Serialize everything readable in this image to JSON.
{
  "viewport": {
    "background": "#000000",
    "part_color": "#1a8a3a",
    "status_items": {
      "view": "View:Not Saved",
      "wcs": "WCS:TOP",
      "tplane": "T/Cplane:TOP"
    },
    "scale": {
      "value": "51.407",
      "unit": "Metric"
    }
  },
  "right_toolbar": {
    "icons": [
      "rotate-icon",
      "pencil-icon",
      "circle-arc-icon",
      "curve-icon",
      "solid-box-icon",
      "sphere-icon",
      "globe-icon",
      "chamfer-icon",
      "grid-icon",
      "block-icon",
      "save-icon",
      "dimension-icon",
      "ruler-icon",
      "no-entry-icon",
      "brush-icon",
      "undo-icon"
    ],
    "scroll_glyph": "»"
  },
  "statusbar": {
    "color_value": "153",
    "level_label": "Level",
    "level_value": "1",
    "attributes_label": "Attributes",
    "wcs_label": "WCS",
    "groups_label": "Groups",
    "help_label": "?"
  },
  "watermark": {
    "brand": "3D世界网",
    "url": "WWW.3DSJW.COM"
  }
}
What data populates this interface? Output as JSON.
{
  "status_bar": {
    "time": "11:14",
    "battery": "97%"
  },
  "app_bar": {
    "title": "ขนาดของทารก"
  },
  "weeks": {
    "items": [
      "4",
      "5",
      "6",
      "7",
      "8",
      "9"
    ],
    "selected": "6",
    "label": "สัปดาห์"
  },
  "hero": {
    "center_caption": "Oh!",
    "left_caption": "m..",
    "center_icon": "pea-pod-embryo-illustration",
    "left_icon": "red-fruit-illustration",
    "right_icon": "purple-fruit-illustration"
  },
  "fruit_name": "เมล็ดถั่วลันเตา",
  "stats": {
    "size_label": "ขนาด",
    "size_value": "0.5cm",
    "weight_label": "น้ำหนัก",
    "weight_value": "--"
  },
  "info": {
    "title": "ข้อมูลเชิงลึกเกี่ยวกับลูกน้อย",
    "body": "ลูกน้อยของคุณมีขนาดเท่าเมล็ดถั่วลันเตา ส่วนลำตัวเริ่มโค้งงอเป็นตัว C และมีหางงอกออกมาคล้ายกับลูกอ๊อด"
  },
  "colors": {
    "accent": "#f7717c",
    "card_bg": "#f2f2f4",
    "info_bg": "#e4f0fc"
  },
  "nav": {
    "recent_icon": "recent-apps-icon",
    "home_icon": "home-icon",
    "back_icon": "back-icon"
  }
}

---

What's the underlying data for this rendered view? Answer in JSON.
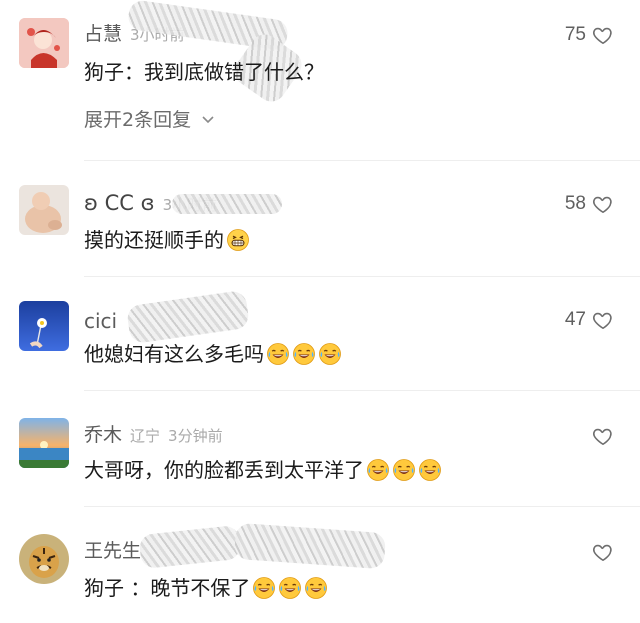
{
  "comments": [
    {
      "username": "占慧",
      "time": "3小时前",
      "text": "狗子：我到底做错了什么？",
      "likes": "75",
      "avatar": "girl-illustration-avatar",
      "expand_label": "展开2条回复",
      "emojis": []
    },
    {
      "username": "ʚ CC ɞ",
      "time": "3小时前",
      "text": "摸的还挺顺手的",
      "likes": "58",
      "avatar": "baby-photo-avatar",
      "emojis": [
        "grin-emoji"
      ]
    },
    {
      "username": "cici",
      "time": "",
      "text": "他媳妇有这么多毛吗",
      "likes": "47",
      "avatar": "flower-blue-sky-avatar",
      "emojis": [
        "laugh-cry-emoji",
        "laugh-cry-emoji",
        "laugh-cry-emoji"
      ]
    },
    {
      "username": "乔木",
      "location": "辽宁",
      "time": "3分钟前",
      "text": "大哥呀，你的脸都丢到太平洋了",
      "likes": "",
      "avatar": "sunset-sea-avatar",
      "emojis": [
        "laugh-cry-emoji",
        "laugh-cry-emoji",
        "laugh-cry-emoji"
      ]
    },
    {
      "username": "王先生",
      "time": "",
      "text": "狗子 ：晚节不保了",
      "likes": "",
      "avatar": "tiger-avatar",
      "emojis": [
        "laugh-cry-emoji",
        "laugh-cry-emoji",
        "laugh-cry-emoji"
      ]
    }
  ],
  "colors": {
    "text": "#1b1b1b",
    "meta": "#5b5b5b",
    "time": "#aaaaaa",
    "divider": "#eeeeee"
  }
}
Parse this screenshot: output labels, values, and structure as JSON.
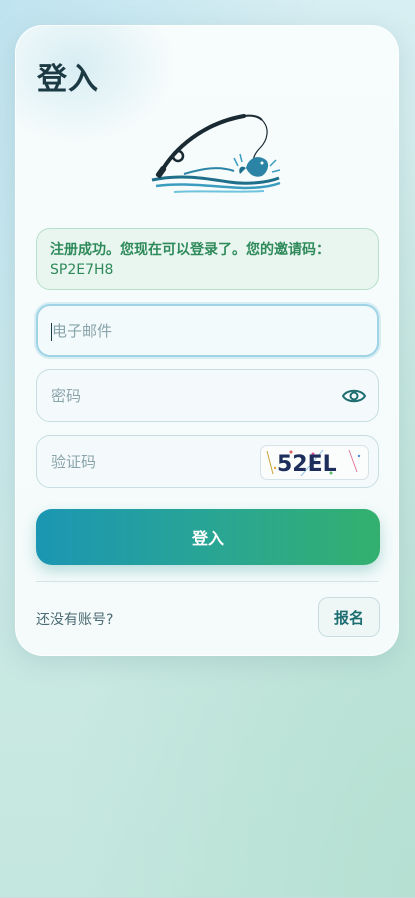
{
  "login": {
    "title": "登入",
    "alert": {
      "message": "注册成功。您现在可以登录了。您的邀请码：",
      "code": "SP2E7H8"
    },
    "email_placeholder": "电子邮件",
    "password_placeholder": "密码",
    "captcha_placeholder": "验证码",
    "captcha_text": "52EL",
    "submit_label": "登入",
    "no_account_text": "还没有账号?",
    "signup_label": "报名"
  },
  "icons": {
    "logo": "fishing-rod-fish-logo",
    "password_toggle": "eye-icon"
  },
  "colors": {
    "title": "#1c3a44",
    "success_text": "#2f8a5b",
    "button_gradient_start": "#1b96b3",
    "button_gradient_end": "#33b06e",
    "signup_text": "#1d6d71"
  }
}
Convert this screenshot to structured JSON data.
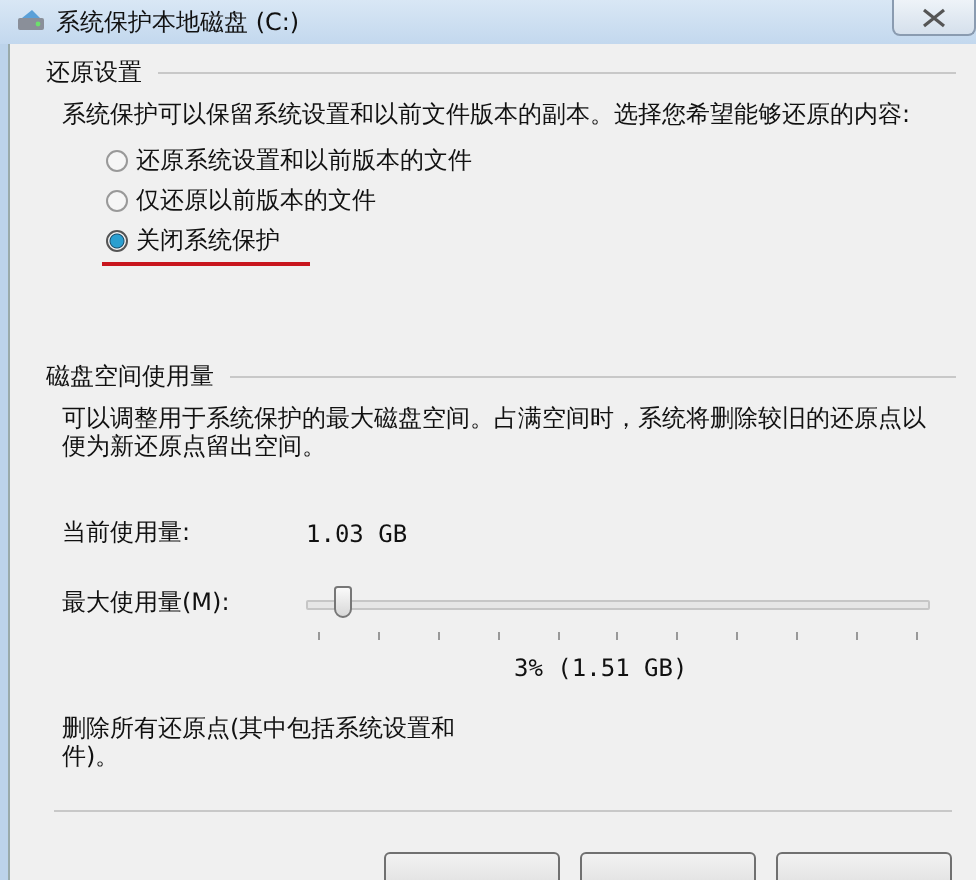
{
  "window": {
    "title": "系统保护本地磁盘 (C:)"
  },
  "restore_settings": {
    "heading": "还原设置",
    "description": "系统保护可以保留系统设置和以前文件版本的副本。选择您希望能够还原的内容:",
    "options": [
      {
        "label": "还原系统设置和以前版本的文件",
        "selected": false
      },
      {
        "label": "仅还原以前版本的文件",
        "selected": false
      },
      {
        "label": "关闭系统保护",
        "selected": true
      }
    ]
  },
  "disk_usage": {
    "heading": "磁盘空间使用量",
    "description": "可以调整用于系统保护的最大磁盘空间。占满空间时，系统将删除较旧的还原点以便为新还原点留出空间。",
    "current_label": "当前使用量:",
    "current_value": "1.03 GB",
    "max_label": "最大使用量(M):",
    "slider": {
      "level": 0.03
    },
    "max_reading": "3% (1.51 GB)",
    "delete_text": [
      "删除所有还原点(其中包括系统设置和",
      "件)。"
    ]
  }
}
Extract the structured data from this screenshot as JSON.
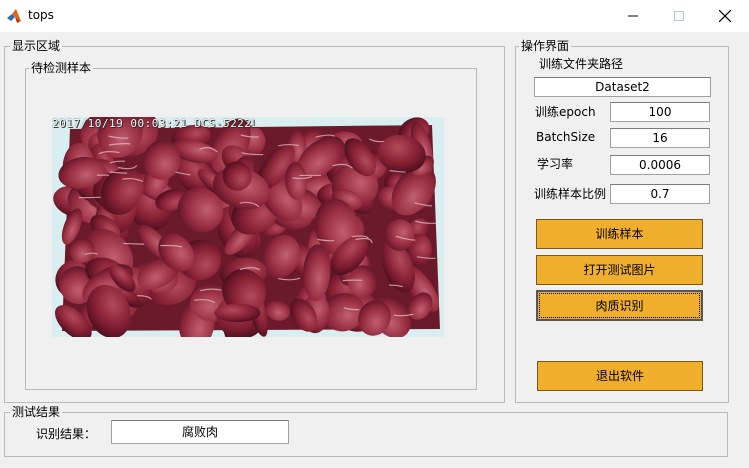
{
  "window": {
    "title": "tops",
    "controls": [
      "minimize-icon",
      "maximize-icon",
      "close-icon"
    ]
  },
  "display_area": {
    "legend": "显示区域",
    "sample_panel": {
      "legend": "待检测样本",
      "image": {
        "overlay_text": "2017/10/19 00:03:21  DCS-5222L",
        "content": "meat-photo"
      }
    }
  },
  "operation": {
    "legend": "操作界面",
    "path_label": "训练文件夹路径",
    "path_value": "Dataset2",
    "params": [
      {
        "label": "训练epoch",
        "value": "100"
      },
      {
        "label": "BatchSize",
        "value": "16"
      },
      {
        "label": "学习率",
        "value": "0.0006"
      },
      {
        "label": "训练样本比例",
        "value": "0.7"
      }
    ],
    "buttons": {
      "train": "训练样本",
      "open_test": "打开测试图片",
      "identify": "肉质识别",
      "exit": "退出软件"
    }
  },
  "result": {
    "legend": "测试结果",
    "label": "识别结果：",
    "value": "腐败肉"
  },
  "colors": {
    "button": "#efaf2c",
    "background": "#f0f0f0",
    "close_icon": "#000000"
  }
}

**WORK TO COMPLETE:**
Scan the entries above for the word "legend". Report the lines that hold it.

**ANSWER TO THE PROBLEM:**
    "legend": "显示区域",
      "legend": "待检测样本",
    "legend": "操作界面",
    "legend": "测试结果",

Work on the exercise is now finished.